Finally, just last June, the federal Department of Health and Human Services (HHS) announced several changes to its policy on the use of fetal tissue in projects done by researchers within HHS (intramural) and by outside (extramural) researchers receiving NIH funding. Intramural research using fetal tissue was banned, while new applications for extramural research using human fetal tissue has become subject to review by the Human Fetal Tissue Research Ethics Advisory Board.  In February of this year, the HHS announced the first meeting of the that Board to be held on July 31st. That was also the first time the public knew the membership of the group.  [See the last newsletter for more details.]  For those of us familiar with the names, it was clear that any decisions of the group would be strongly biased and it was no surprise at all when the majority of the Board recommended that 13 of the 14 research proposals they reviewed should not be allowed to go forward.  They had all already been approved for funding by the federal, well-established and rigorous scientific and ethical review panels. The final decision remains with the Trump appointed Secretary of the HHS, Dr. Alex Azar but he has, as of Nov 10th, not formally blocked those grants.
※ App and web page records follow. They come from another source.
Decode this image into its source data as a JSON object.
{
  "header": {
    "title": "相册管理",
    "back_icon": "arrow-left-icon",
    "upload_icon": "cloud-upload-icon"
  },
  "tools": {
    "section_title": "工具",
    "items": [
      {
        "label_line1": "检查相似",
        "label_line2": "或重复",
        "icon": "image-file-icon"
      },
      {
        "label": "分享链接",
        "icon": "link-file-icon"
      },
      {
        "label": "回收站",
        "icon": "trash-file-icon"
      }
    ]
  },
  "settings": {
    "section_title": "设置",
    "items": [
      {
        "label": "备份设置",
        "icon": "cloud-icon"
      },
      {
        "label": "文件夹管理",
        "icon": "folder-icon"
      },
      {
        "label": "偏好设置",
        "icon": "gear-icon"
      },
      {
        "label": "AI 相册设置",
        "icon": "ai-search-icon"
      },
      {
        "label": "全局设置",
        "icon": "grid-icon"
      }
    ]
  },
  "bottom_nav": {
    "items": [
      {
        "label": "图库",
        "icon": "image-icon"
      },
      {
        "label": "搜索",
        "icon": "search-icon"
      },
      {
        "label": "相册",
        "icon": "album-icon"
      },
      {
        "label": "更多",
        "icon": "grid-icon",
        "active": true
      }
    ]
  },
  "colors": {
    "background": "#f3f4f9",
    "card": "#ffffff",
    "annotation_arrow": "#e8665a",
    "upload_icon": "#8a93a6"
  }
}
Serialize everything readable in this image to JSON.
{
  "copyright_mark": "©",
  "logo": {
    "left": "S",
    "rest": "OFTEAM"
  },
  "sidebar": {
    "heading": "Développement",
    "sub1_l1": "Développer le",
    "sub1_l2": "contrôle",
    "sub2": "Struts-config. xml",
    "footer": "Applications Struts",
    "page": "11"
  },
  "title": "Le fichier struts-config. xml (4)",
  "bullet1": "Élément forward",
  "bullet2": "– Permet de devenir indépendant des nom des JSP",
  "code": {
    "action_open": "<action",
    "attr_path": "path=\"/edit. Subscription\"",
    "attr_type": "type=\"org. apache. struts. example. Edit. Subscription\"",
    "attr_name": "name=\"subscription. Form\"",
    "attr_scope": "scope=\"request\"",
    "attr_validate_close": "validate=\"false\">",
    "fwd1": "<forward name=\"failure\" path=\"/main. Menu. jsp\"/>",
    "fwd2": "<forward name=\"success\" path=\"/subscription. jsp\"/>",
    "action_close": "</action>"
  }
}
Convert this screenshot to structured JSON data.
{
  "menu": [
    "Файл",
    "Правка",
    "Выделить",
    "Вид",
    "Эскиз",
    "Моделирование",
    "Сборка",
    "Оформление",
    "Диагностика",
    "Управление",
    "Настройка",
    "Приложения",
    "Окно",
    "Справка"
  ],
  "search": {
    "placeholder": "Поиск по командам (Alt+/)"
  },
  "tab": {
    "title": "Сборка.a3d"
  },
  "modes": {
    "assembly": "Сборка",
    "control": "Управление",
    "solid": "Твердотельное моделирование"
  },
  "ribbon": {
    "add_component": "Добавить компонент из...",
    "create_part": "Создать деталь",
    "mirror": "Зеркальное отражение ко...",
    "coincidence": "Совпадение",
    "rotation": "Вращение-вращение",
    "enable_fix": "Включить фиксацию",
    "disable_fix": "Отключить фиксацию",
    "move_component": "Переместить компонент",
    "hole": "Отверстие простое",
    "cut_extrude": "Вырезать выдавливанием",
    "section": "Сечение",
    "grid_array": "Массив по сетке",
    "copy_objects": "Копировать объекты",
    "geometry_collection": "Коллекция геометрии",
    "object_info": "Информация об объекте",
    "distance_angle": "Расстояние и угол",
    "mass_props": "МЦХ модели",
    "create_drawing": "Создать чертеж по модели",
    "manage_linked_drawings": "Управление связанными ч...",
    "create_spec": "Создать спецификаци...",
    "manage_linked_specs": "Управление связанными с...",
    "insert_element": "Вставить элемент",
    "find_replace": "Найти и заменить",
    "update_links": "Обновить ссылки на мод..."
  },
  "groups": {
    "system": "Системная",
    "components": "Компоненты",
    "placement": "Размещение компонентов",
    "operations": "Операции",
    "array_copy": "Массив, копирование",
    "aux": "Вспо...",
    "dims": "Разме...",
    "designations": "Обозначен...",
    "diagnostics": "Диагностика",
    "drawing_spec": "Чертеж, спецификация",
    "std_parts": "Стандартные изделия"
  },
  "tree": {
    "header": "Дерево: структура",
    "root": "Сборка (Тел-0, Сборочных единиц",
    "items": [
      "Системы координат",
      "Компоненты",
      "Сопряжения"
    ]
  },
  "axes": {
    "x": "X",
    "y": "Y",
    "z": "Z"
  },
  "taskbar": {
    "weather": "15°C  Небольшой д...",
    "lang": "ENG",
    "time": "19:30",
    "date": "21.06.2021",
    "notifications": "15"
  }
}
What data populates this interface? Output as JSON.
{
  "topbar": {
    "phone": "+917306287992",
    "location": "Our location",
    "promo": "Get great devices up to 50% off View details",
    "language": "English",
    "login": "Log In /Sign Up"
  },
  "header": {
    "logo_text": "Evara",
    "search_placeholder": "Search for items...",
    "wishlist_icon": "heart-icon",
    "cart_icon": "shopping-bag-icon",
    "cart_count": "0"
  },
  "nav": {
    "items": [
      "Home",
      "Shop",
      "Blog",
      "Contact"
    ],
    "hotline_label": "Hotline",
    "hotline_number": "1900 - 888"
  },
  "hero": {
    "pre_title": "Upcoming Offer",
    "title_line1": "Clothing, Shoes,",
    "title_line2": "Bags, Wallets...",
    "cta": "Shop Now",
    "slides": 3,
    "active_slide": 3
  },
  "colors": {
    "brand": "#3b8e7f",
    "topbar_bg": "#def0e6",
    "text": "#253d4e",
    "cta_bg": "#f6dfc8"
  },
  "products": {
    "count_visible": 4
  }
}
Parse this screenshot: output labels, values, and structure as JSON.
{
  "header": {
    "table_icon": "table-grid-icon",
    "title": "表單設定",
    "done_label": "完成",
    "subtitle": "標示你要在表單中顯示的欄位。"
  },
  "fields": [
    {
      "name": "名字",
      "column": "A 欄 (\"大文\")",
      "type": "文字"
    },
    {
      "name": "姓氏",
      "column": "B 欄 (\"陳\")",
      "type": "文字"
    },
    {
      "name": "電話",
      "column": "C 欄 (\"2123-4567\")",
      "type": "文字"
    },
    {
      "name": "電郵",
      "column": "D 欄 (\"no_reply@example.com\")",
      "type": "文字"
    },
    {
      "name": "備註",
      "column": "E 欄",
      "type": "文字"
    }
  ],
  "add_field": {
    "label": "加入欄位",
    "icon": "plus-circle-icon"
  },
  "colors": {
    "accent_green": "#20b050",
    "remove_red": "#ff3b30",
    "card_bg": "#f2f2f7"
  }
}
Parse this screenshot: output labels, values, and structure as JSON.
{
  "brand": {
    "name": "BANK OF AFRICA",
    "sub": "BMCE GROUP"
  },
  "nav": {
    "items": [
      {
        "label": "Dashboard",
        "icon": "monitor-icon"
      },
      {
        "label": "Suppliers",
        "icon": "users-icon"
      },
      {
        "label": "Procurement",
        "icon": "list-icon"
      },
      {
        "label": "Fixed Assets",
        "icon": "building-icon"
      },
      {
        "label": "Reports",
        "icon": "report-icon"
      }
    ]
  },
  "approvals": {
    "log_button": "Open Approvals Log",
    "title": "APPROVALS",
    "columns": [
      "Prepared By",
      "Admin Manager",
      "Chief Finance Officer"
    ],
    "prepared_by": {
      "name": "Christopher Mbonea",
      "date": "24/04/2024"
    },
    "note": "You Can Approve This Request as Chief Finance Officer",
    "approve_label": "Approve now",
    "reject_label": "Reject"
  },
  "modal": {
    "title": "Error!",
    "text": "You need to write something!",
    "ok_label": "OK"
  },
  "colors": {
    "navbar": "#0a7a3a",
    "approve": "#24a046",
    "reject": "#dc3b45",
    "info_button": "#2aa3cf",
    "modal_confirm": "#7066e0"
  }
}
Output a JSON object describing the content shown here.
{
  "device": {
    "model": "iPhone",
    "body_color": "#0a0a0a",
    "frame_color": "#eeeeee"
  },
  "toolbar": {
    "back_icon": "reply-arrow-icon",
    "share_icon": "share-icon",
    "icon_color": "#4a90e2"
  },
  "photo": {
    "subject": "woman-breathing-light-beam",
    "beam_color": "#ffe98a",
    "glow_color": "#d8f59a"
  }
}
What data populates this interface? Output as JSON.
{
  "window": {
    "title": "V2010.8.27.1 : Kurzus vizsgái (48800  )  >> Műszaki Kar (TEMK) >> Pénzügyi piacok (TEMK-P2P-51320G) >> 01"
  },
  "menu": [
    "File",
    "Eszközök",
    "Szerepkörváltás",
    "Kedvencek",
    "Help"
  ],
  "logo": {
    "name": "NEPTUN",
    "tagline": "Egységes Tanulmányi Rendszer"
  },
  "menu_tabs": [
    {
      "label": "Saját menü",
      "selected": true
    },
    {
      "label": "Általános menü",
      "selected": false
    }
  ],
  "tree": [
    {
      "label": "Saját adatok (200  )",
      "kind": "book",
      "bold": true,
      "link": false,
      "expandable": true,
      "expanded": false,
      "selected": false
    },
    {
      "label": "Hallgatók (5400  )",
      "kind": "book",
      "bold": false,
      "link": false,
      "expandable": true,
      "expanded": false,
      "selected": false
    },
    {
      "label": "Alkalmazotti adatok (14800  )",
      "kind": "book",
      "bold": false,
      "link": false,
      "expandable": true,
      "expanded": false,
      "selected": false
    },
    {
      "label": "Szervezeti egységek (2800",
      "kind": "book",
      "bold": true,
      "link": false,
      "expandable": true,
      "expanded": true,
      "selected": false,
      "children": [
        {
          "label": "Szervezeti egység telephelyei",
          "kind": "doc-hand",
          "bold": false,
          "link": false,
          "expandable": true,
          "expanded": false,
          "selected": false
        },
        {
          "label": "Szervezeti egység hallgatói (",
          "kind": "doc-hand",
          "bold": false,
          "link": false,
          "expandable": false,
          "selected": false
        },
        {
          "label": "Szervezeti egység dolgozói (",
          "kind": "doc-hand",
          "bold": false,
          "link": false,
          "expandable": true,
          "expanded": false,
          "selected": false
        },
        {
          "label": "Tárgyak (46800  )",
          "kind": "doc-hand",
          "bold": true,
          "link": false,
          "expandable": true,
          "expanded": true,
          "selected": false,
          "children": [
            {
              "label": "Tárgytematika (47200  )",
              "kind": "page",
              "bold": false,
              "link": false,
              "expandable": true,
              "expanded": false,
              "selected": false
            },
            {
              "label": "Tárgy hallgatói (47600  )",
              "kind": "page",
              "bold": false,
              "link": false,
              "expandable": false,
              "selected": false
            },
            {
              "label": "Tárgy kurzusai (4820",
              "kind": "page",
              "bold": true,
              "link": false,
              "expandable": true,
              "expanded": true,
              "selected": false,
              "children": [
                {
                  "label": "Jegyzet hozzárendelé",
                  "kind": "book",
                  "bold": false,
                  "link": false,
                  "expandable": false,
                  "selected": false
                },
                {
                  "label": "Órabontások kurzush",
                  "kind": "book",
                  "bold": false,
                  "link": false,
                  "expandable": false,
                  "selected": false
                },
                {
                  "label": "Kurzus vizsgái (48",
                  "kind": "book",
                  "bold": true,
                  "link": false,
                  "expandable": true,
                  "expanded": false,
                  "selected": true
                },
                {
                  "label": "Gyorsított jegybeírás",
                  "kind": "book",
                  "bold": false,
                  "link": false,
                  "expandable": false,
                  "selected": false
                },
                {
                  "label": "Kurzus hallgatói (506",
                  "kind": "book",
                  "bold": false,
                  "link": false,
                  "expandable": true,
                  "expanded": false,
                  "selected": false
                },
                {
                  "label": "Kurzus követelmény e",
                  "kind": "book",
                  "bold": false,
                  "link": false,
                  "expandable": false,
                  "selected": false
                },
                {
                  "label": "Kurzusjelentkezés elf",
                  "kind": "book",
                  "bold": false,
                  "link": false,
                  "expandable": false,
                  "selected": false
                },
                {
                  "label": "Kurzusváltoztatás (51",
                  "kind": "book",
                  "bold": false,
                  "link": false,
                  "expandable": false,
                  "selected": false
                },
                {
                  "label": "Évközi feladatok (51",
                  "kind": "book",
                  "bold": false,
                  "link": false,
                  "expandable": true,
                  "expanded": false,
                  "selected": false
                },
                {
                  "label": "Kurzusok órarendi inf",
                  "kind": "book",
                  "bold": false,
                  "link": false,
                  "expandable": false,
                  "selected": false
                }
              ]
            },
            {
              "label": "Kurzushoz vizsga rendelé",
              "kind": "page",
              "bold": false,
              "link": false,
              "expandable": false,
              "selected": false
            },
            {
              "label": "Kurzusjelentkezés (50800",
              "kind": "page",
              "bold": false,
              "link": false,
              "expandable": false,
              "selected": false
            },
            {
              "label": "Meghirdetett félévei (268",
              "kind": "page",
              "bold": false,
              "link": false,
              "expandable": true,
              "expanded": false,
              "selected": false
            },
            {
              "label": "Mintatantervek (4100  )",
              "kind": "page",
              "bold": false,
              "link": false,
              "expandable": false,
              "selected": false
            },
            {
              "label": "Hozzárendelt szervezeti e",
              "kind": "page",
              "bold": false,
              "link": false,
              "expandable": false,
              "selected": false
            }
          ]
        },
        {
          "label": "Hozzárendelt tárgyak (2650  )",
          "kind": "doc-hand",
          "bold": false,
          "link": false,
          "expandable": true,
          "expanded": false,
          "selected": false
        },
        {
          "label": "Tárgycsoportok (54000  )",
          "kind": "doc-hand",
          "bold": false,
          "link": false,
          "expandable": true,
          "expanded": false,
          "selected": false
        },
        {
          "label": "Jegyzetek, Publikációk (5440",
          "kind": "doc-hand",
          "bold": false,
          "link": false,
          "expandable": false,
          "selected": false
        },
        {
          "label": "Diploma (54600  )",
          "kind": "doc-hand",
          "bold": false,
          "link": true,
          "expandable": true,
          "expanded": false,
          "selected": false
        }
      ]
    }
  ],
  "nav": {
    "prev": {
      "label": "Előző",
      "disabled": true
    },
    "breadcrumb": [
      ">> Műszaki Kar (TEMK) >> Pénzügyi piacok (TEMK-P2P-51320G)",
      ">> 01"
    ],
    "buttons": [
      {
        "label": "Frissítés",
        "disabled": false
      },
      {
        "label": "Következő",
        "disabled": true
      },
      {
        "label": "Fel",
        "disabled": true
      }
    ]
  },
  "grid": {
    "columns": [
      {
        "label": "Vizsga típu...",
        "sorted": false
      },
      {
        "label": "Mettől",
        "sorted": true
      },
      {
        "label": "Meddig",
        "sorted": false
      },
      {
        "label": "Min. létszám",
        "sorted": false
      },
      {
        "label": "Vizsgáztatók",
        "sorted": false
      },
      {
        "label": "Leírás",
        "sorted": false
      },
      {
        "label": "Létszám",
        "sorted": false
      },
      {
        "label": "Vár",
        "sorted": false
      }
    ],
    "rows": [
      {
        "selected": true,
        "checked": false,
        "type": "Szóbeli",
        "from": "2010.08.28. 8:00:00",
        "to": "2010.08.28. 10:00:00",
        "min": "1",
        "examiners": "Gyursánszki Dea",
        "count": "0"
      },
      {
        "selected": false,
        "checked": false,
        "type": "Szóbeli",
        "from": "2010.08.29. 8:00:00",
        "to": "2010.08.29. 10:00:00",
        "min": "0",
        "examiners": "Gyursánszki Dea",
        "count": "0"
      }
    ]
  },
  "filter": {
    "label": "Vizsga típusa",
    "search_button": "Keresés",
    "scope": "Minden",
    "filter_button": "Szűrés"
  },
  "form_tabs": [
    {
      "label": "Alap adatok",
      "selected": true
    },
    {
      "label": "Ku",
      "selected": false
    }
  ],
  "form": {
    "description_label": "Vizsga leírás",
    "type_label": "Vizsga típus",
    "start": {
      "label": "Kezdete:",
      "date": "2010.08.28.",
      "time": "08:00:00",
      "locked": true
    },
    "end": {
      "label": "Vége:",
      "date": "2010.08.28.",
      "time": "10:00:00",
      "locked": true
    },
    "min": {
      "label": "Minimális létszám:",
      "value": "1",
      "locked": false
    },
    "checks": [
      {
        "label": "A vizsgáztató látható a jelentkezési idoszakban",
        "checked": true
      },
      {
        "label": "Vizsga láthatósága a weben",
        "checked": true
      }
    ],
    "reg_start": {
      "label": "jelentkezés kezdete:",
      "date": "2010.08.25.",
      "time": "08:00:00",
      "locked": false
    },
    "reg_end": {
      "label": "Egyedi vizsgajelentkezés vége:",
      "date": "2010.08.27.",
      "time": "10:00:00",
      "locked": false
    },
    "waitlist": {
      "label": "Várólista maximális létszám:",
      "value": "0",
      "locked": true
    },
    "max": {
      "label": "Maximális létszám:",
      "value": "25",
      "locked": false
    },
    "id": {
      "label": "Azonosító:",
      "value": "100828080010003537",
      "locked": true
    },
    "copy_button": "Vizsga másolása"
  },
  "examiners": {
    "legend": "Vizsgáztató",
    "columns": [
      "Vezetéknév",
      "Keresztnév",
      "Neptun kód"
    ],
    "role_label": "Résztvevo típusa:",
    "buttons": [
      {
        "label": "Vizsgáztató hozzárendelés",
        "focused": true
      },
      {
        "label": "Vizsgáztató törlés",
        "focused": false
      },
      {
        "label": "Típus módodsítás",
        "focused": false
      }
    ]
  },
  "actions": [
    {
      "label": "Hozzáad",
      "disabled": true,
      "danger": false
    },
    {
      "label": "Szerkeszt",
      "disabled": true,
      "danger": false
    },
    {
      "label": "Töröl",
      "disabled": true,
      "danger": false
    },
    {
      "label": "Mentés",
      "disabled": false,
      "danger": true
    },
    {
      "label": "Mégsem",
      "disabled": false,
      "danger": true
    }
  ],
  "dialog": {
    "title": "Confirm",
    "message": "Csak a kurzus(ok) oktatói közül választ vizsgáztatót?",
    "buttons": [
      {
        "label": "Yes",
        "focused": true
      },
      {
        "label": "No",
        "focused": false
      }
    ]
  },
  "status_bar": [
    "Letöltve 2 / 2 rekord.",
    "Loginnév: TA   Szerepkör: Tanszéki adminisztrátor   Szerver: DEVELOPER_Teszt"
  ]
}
In an interesting twist of circumstances, although fetal tissue has been used in federally supported research for decades among the primary applications for such cells, researchers use fetal tissue cell lines which also have been in existence for many years.  The development of vaccines to many diseases (polio, measles, COVID, etc.), monoclonal antibodies (e.g., Regeneron’s product), and many pharmaceuticals (e.g., Remdesvir), have employed fetal tissue lines in their development and/or testing.  It is ironic that the treatment of our President for his bout with coronavirus may have taken a much different and possibly tragic path were it not for fetal tissue research.